  • has an appropriate level of independence and feels able to influence the world around them
  • is confident in trying new things
  • has positive and warm relationships with others
  • is resilient and able to bounce back from setbacks and move on from negative experiences
  • has the language and communication skills to be able to express and understand emotions, emotional health and wellbeing of themselves and others
  • acknowledges their deafness and is confident in dealing with any challenges they may face
  • never apologises for being deaf.

Signs and symptoms of low mood and depression in children include:

  • irritability or anger
  • continuous feelings of sadness and hopelessness
  • social withdrawal
  • increased sensitivity to rejection
  • changes in appetite – either increased or decreased
  • changes in sleep – sleeplessness or excessive sleep
  • vocal outbursts or crying
  • difficulty concentrating
  • fatigue and low energy
  • physical complaints (such as stomach aches, headaches, sickness) that don't respond to treatment
  • reduced ability to function during events and activities at home or with friends, in school, extracurricular activities, and in other hobbies or interests
  • feelings of worthlessness or guilt
  • impaired thinking or concentration
  • thoughts of death or suicide.

Children may not show all the signs above, but if you’re concerned it’s important you communicate with your child and if your concerns continue then speak to their Teacher of the Deaf, GP or other professionals working with your child. 

How to reinforce emotional wellbeing in your child

It starts with you…

Young children look to their parents as leaders and guides, and will often mimic their attitudes and behaviours. To ensure your child grows to have a well-rounded sense of who they are and what they can achieve in life, it’s important you embody positive characteristics yourself.

If you, or your partner, has depression, low self-esteem, anger issues or another condition (or behavioural characteristic) that negatively affects you, it may be worth seeing your GP to  explore therapy options, or taking a course on positive self-image.  Children who have parents with mental health problems are at significantly greater risk of developing problems themselves.

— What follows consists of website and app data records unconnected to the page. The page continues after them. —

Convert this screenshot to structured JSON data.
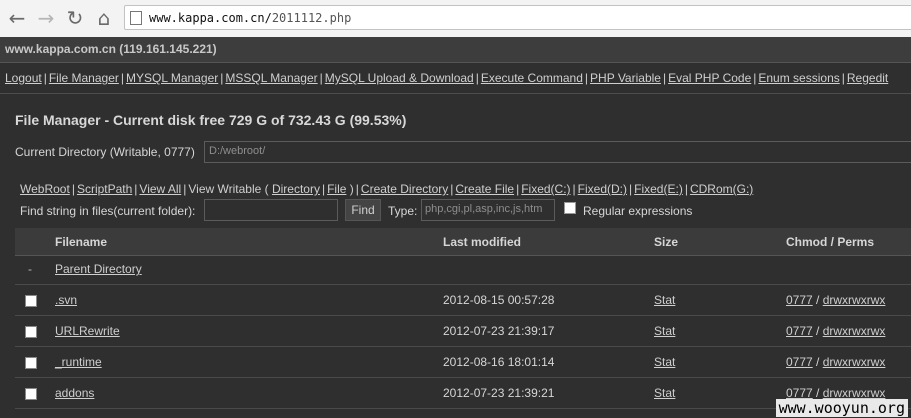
{
  "browser": {
    "url_host": "www.kappa.com.cn/",
    "url_path": "2011112.php",
    "back_icon": "←",
    "forward_icon": "→",
    "reload_icon": "↻",
    "home_icon": "⌂"
  },
  "host_info": "www.kappa.com.cn (119.161.145.221)",
  "menu": {
    "items": [
      "Logout",
      "File Manager",
      "MYSQL Manager",
      "MSSQL Manager",
      "MySQL Upload & Download",
      "Execute Command",
      "PHP Variable",
      "Eval PHP Code",
      "Enum sessions",
      "Regedit"
    ]
  },
  "page_title": "File Manager - Current disk free 729 G of 732.43 G (99.53%)",
  "current_dir": {
    "label": "Current Directory (Writable, 0777)",
    "value": "D:/webroot/"
  },
  "links": {
    "webroot": "WebRoot",
    "scriptpath": "ScriptPath",
    "view_all": "View All",
    "view_writable": "View Writable (",
    "directory": "Directory",
    "file": "File",
    "close_paren": ")",
    "create_dir": "Create Directory",
    "create_file": "Create File",
    "drives": [
      "Fixed(C:)",
      "Fixed(D:)",
      "Fixed(E:)",
      "CDRom(G:)"
    ]
  },
  "find": {
    "label": "Find string in files(current folder):",
    "button": "Find",
    "type_label": "Type:",
    "type_value": "php,cgi,pl,asp,inc,js,htm",
    "regex_label": "Regular expressions"
  },
  "table": {
    "headers": {
      "filename": "Filename",
      "modified": "Last modified",
      "size": "Size",
      "chmod": "Chmod / Perms"
    },
    "parent": {
      "dash": "-",
      "label": "Parent Directory"
    },
    "rows": [
      {
        "name": ".svn",
        "modified": "2012-08-15 00:57:28",
        "size": "Stat",
        "chmod": "0777",
        "perms": "drwxrwxrwx"
      },
      {
        "name": "URLRewrite",
        "modified": "2012-07-23 21:39:17",
        "size": "Stat",
        "chmod": "0777",
        "perms": "drwxrwxrwx"
      },
      {
        "name": "_runtime",
        "modified": "2012-08-16 18:01:14",
        "size": "Stat",
        "chmod": "0777",
        "perms": "drwxrwxrwx"
      },
      {
        "name": "addons",
        "modified": "2012-07-23 21:39:21",
        "size": "Stat",
        "chmod": "0777",
        "perms": "drwxrwxrwx"
      }
    ]
  },
  "watermark": "www.wooyun.org"
}
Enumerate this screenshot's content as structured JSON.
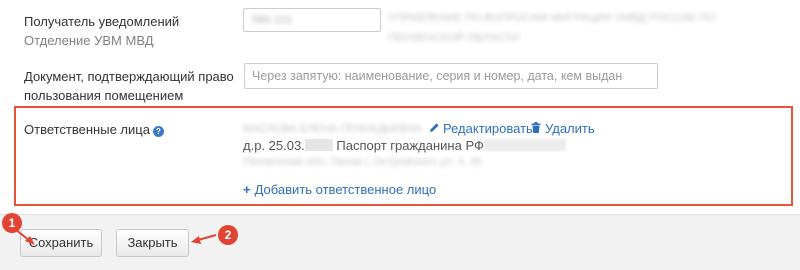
{
  "recipient": {
    "label": "Получатель уведомлений",
    "sublabel": "Отделение УВМ МВД",
    "code_value": "580-101",
    "authority_line1": "УПРАВЛЕНИЕ ПО ВОПРОСАМ МИГРАЦИИ УМВД РОССИИ ПО",
    "authority_line2": "ПЕНЗЕНСКОЙ ОБЛАСТИ"
  },
  "document": {
    "label": "Документ, подтверждающий право пользования помещением",
    "placeholder": "Через запятую: наименование, серия и номер, дата, кем выдан"
  },
  "responsible": {
    "label": "Ответственные лица",
    "help_icon": "question-circle-icon",
    "person_name": "МАСЛОВА ЕЛЕНА ГЕННАДЬЕВНА",
    "edit_label": "Редактировать",
    "edit_icon": "pencil-icon",
    "delete_label": "Удалить",
    "delete_icon": "trash-icon",
    "birth_prefix": "д.р. 25.03.",
    "passport_label": "Паспорт гражданина РФ",
    "address": "Пензенская обл, Пенза г, Островского ул, 4, 35",
    "add_label": "Добавить ответственное лицо",
    "add_icon": "plus-icon"
  },
  "footer": {
    "save_label": "Сохранить",
    "close_label": "Закрыть"
  },
  "annotations": {
    "marker1": "1",
    "marker2": "2"
  },
  "colors": {
    "link": "#2f6fba",
    "highlight_border": "#e8533a",
    "marker": "#e24434",
    "help_icon": "#3c7bc4"
  }
}
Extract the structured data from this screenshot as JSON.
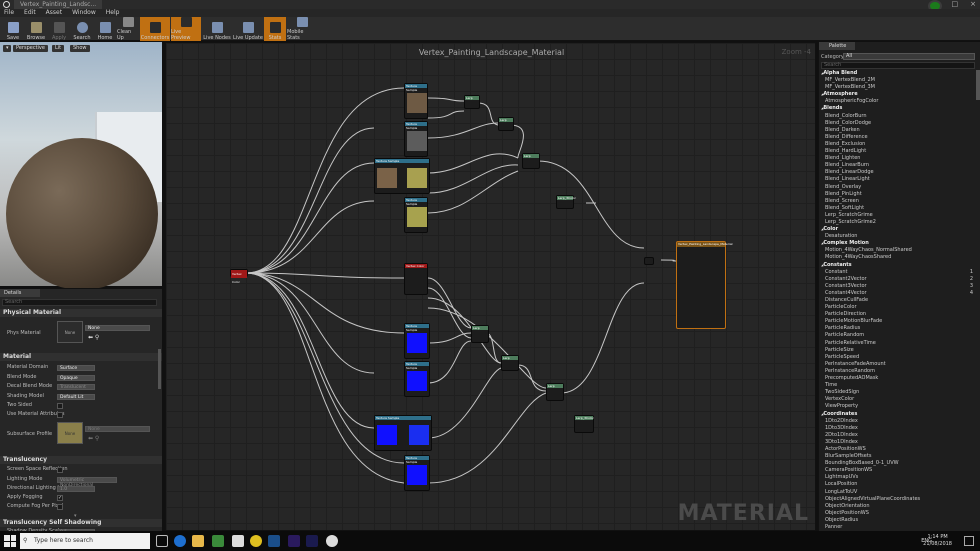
{
  "window": {
    "tab_title": "Vertex_Painting_Landsc..."
  },
  "menu": [
    "File",
    "Edit",
    "Asset",
    "Window",
    "Help"
  ],
  "toolbar": [
    {
      "label": "Save",
      "icon": "save-icon",
      "active": false
    },
    {
      "label": "Browse",
      "icon": "browse-icon",
      "active": false
    },
    {
      "label": "Apply",
      "icon": "apply-icon",
      "active": false
    },
    {
      "label": "Search",
      "icon": "search-icon",
      "active": false
    },
    {
      "label": "Home",
      "icon": "home-icon",
      "active": false
    },
    {
      "label": "Clean Up",
      "icon": "cleanup-icon",
      "active": false
    },
    {
      "label": "Connectors",
      "icon": "connectors-icon",
      "active": true
    },
    {
      "label": "Live Preview",
      "icon": "live-preview-icon",
      "active": true
    },
    {
      "label": "Live Nodes",
      "icon": "live-nodes-icon",
      "active": false
    },
    {
      "label": "Live Update",
      "icon": "live-update-icon",
      "active": false
    },
    {
      "label": "Stats",
      "icon": "stats-icon",
      "active": true
    },
    {
      "label": "Mobile Stats",
      "icon": "mobile-stats-icon",
      "active": false
    }
  ],
  "viewport": {
    "buttons": [
      "Perspective",
      "Lit",
      "Show"
    ]
  },
  "details": {
    "tab": "Details",
    "search_placeholder": "Search",
    "physical_material": {
      "header": "Physical Material",
      "label": "Phys Material",
      "thumb_text": "None",
      "value": "None"
    },
    "material": {
      "header": "Material",
      "rows": [
        {
          "label": "Material Domain",
          "value": "Surface"
        },
        {
          "label": "Blend Mode",
          "value": "Opaque"
        },
        {
          "label": "Decal Blend Mode",
          "value": "Translucent"
        },
        {
          "label": "Shading Model",
          "value": "Default Lit"
        }
      ],
      "two_sided": "Two Sided",
      "use_attributes": "Use Material Attributes",
      "subsurface": "Subsurface Profile",
      "subsurface_thumb": "None",
      "subsurface_value": "None"
    },
    "translucency": {
      "header": "Translucency",
      "rows": [
        {
          "label": "Screen Space Reflection",
          "type": "check",
          "checked": false
        },
        {
          "label": "Lighting Mode",
          "type": "dropdown",
          "value": "Volumetric NonDirectional"
        },
        {
          "label": "Directional Lighting Inte",
          "type": "number",
          "value": "1.0"
        },
        {
          "label": "Apply Fogging",
          "type": "check",
          "checked": true
        },
        {
          "label": "Compute Fog Per Pixel",
          "type": "check",
          "checked": false
        }
      ]
    },
    "translucency_self_shadowing": {
      "header": "Translucency Self Shadowing",
      "label": "Shadow Density Scale",
      "value": "0.5"
    }
  },
  "graph": {
    "title": "Vertex_Painting_Landscape_Material",
    "zoom": "Zoom -4",
    "watermark": "MATERIAL",
    "result_node": "Vertex_Painting_Landscape_Material",
    "vertex_color_node": "Vertex Color",
    "texture_node": "Texture Sample",
    "lerp_node": "Lerp",
    "lerp_3color_node": "Lerp_3Color",
    "pins": [
      "Base Color",
      "Metallic",
      "Specular",
      "Roughness",
      "Emissive Color",
      "Opacity",
      "Opacity Mask",
      "Normal",
      "World Position Offset",
      "World Displacement",
      "Tessellation Multiplier",
      "Subsurface Color",
      "Custom Data 0",
      "Custom Data 1",
      "Ambient Occlusion",
      "Refraction",
      "Pixel Depth Offset"
    ]
  },
  "palette": {
    "tab": "Palette",
    "category_label": "Category",
    "category_value": "All",
    "search_placeholder": "Search",
    "items": [
      {
        "t": "Alpha Blend",
        "h": true
      },
      {
        "t": "MF_VertexBlend_2M"
      },
      {
        "t": "MF_VertexBlend_3M"
      },
      {
        "t": "Atmosphere",
        "h": true
      },
      {
        "t": "AtmosphericFogColor"
      },
      {
        "t": "Blends",
        "h": true
      },
      {
        "t": "Blend_ColorBurn"
      },
      {
        "t": "Blend_ColorDodge"
      },
      {
        "t": "Blend_Darken"
      },
      {
        "t": "Blend_Difference"
      },
      {
        "t": "Blend_Exclusion"
      },
      {
        "t": "Blend_HardLight"
      },
      {
        "t": "Blend_Lighten"
      },
      {
        "t": "Blend_LinearBurn"
      },
      {
        "t": "Blend_LinearDodge"
      },
      {
        "t": "Blend_LinearLight"
      },
      {
        "t": "Blend_Overlay"
      },
      {
        "t": "Blend_PinLight"
      },
      {
        "t": "Blend_Screen"
      },
      {
        "t": "Blend_SoftLight"
      },
      {
        "t": "Lerp_ScratchGrime"
      },
      {
        "t": "Lerp_ScratchGrime2"
      },
      {
        "t": "Color",
        "h": true
      },
      {
        "t": "Desaturation"
      },
      {
        "t": "Complex Motion",
        "h": true
      },
      {
        "t": "Motion_4WayChaos_NormalShared"
      },
      {
        "t": "Motion_4WayChaosShared"
      },
      {
        "t": "Constants",
        "h": true
      },
      {
        "t": "Constant",
        "k": "1"
      },
      {
        "t": "Constant2Vector",
        "k": "2"
      },
      {
        "t": "Constant3Vector",
        "k": "3"
      },
      {
        "t": "Constant4Vector",
        "k": "4"
      },
      {
        "t": "DistanceCullFade"
      },
      {
        "t": "ParticleColor"
      },
      {
        "t": "ParticleDirection"
      },
      {
        "t": "ParticleMotionBlurFade"
      },
      {
        "t": "ParticleRadius"
      },
      {
        "t": "ParticleRandom"
      },
      {
        "t": "ParticleRelativeTime"
      },
      {
        "t": "ParticleSize"
      },
      {
        "t": "ParticleSpeed"
      },
      {
        "t": "PerInstanceFadeAmount"
      },
      {
        "t": "PerInstanceRandom"
      },
      {
        "t": "PrecomputedAOMask"
      },
      {
        "t": "Time"
      },
      {
        "t": "TwoSidedSign"
      },
      {
        "t": "VertexColor"
      },
      {
        "t": "ViewProperty"
      },
      {
        "t": "Coordinates",
        "h": true
      },
      {
        "t": "1Dto2DIndex"
      },
      {
        "t": "1Dto3DIndex"
      },
      {
        "t": "2Dto1DIndex"
      },
      {
        "t": "3Dto1DIndex"
      },
      {
        "t": "ActorPositionWS"
      },
      {
        "t": "BlurSampleOffsets"
      },
      {
        "t": "BoundingBoxBased_0-1_UVW"
      },
      {
        "t": "CameraPositionWS"
      },
      {
        "t": "LightmapUVs"
      },
      {
        "t": "LocalPosition"
      },
      {
        "t": "LongLatToUV"
      },
      {
        "t": "ObjectAlignedVirtualPlaneCoordinates"
      },
      {
        "t": "ObjectOrientation"
      },
      {
        "t": "ObjectPositionWS"
      },
      {
        "t": "ObjectRadius"
      },
      {
        "t": "Panner"
      }
    ]
  },
  "taskbar": {
    "search_placeholder": "Type here to search",
    "lang": "ENG",
    "time": "1:14 PM",
    "date": "21/08/2018"
  },
  "colors": {
    "accent": "#c07012",
    "wire": "#d8d8d8",
    "blue_tex": "#1010ff",
    "vertex_color_header": "#a01818",
    "tex_header": "#2e6f8a"
  }
}
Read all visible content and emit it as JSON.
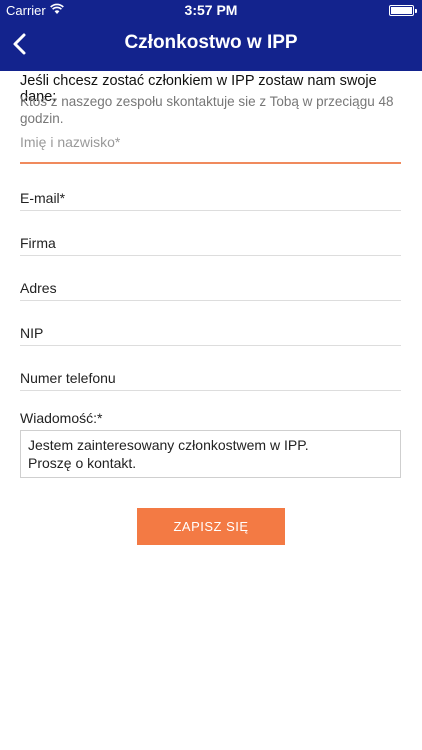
{
  "status_bar": {
    "carrier": "Carrier",
    "time": "3:57 PM"
  },
  "nav": {
    "title": "Członkostwo w IPP",
    "back_icon": "chevron-left-icon"
  },
  "intro": {
    "heading": "Jeśli chcesz zostać członkiem w IPP zostaw nam swoje dane:",
    "text": "Ktoś z naszego zespołu skontaktuje sie z Tobą w przeciągu 48 godzin."
  },
  "form": {
    "name_placeholder": "Imię i nazwisko*",
    "email_label": "E-mail*",
    "company_label": "Firma",
    "address_label": "Adres",
    "nip_label": "NIP",
    "phone_label": "Numer telefonu",
    "message_label": "Wiadomość:*",
    "message_value": "Jestem zainteresowany członkostwem w IPP.\nProszę o kontakt.",
    "submit_label": "ZAPISZ SIĘ"
  },
  "colors": {
    "header_bg": "#13238d",
    "accent": "#f37a44",
    "active_underline": "#f08a5d"
  }
}
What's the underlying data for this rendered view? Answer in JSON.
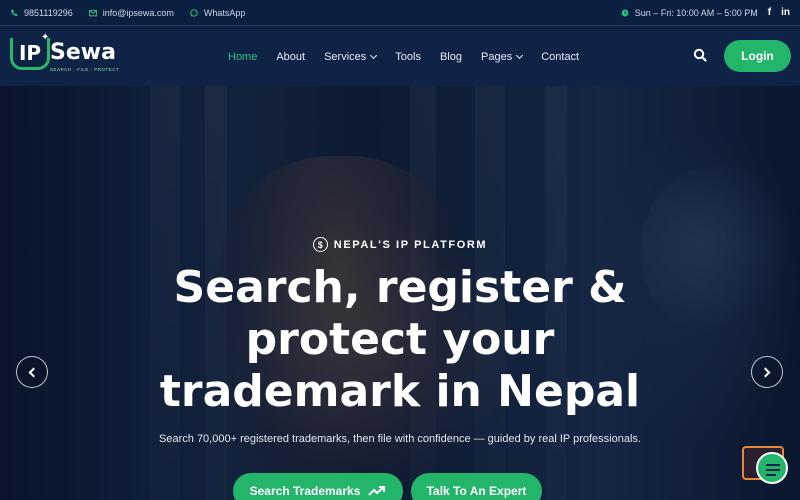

It’s also important that you’re a role model, demonstrating your own individuality and positive relationships with those around you. This means enjoying a romantic evening with your partner, having your own time with friends, having open honest communication with family members and treating yourself to periods of self-care and relaxation. You deserve it!

Nurturing your child…

There are many things you can do to nurture the emotional health and wellbeing of your deaf child, and other children in your household. Here are a few suggestions:

It’s important to spend quality time together as a family, and as individuals, to strengthen bonds. If your child is very young, play is important to help them explore their emotions and it’s also a lot of fun!

It’s especially important for your child to be active. This could include enrolling them in a swimming club or football club and you can do healthy activities together. This will keep them emotionally and physically healthy and help them build a wider circle of friends.

Depending on whether your child has an additional need, try and treat your deaf child the same as their hearing brothers or sisters. Wrapping your child in cotton wool may hamper their independence or create tension between siblings.

Encourage your child in their educational and recreational pursuits; let them know that they are capable of achieving most of the things they set their mind to. Even if they fail, their emotional wellbeing will help them bounce back quickly.

Lead by example and communicate your feelings to your family and actively listen to your children. It’s easy for children to forget their parents aren’t superheroes, so being open and honest will help them remember that you are human too!

Read more about how to support the siblings of a deaf child.